I have spent many years talking about being a plural sort of person, because I want to challenge the shame around this way of being. It isn’t a lifestyle choice – in fact for a long time now it’s not been an active feature of my life at all. How I feel is not something I have much control over, and my capacity to love is what it is.

I have fantasies about a world in which being able to love more than one person is something to be celebrated. Where having more space in your heart doesn’t make you wrong, or shameful, and where the ‘happy endings’ to not mean having to choose one love over another. Of course, you might choose to do that, and if that’s your free choice then fair enough. Love who you love, express it how you will – it should all be fine. But the dominant narrative that love must be all focused on one person, is something I find really difficult.

I’d like to see polyamoury expressed as generosity, not greed. I’d like to see it out there in fiction as a possibility, not the impossibility we’re so often shown. I’d like a world in which honestly open relationships are more socially acceptable than going behind an established partner’s back.

I’d also like a world in which bisexuality is not automatically equated with plurality. A bisexual person is no more likely than anyone else to be polyamorous.

I’d like a world in which we do not see other people as things to possess, to own and to jealously guard. Where we do not feel diminished by people we love loving people other than us. Where we don’t automatically feel threatened by that. There’s so much competitive thinking around relationships, and the portrayal of relationships in fictive forms does a lot to reinforce it. We’re told every day through the media we interact with how it is that we’re supposed to be with each other, and those stories are very narrow, and have fear laced through them. Cling tight, own, control, fear the interloper, fear the lapse of attention, fear the sexier competitor… it does us no good at all, and better stories are certainly a possibility.

Why there is no room at the hospital

It is our fault we are ill. We did not heat our homes properly, the damp and the mould have made us sick.

It is our fault we are ill, not eating our five a day of fruit and veg has impaired our immune systems, but we couldn’t do that and afford to heat our homes to keep the mould at bay.

It is our fault we are ill, we did not get enough exercise to stay healthy while we were trying to earn enough money to buy fresh fruit and veg and keep properly warm.

It is our fault we are ill, we got so stressed when the car broke down that was getting us to the job that was paying for the food and the heating and the rent.

It is our fault we are ill, we didn’t take enough time off to avoid the mental health crisis when we had to take on second jobs to pay off the enormous bill on fixing the car that was getting us to the first job that was paying for all the other things.
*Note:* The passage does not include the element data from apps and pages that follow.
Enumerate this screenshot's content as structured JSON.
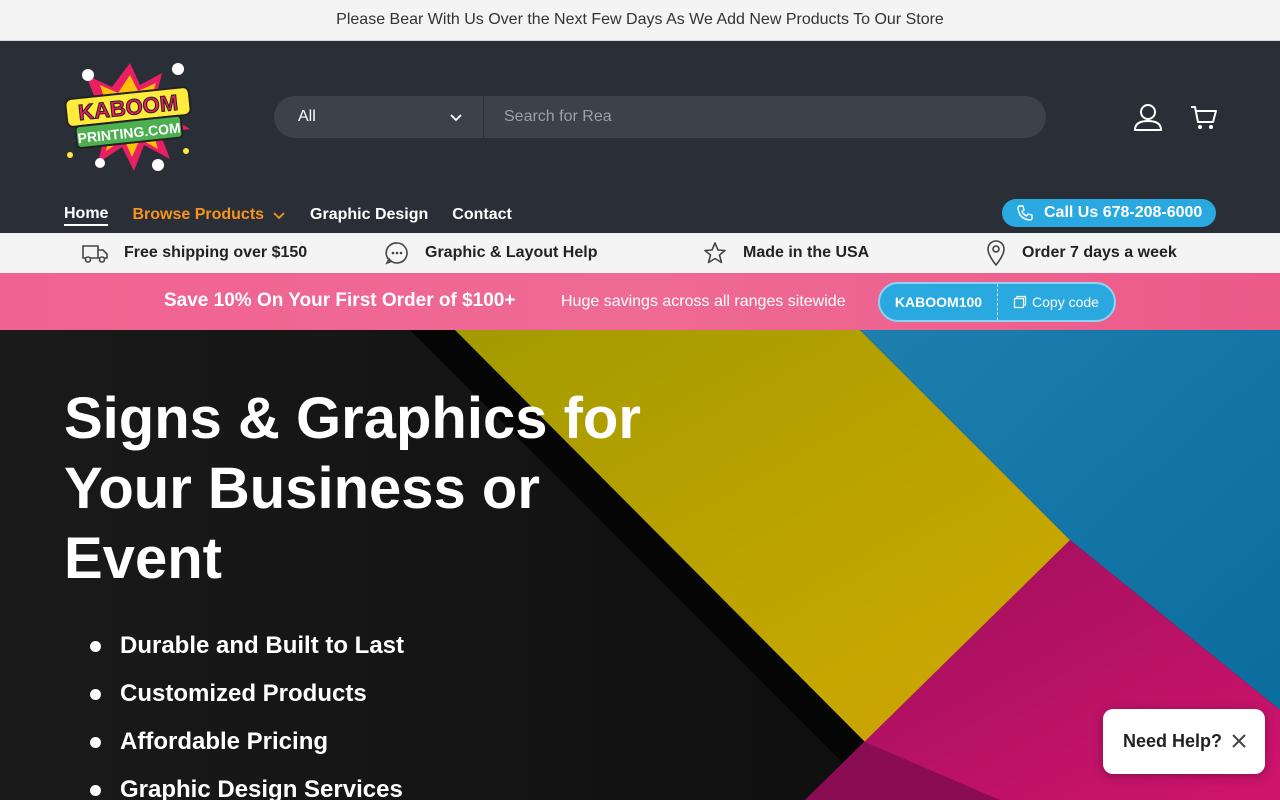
{
  "announcement": "Please Bear With Us Over the Next Few Days As We Add New Products To Our Store",
  "logo": {
    "line1": "KABOOM",
    "line2": "PRINTING.COM"
  },
  "search": {
    "category": "All",
    "placeholder": "Search for Rea"
  },
  "header_icons": [
    "user-icon",
    "cart-icon"
  ],
  "nav": {
    "items": [
      {
        "label": "Home"
      },
      {
        "label": "Browse Products"
      },
      {
        "label": "Graphic Design"
      },
      {
        "label": "Contact"
      }
    ],
    "call_label": "Call Us 678-208-6000"
  },
  "features": [
    {
      "icon": "truck-icon",
      "label": "Free shipping over $150"
    },
    {
      "icon": "chat-icon",
      "label": "Graphic & Layout Help"
    },
    {
      "icon": "star-icon",
      "label": "Made in the USA"
    },
    {
      "icon": "location-pin-icon",
      "label": "Order 7 days a week"
    }
  ],
  "promo": {
    "title": "Save 10% On Your First Order of $100+",
    "subtitle": "Huge savings across all ranges sitewide",
    "code": "KABOOM100",
    "copy_label": "Copy code"
  },
  "hero": {
    "title": "Signs & Graphics for Your Business or Event",
    "bullets": [
      "Durable and Built to Last",
      "Customized Products",
      "Affordable Pricing",
      "Graphic Design Services"
    ]
  },
  "help_widget": {
    "label": "Need Help?"
  },
  "colors": {
    "header_bg": "#2a2e37",
    "accent_orange": "#f7941d",
    "accent_blue": "#2aa9e0",
    "promo_pink": "#ef6a95"
  }
}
It is also our fault that productivity is low because we’re exhausted and not able to take sick leave when we are sick because then we might well lose our jobs or have our pay docked and we won’t be able to afford the train fairs to get us to our jobs in the first place and then we won’t be able to eat properly.

It is our fault that there aren’t enough beds at the hospitals or enough nurses to care for us because if only our productivity had been higher the government could afford those little luxuries, like keeping us alive and able to function.

But it is definitely all our fault.

It has nothing to do with bankers, or the soaring cost of rent that pours money into the pockets of the wealthy landowners who are not legally obliged to keep their properties fit for human habitation.

It is definitely our fault and has nothing to do with money spent on nuclear submarines we can never use, or high speed rail that benefits so few of us. It has nothing to do with massive corporations declining to pay their taxes or billionaires taking their money off shore.

We’ve no one to blame but ourselves, clearly.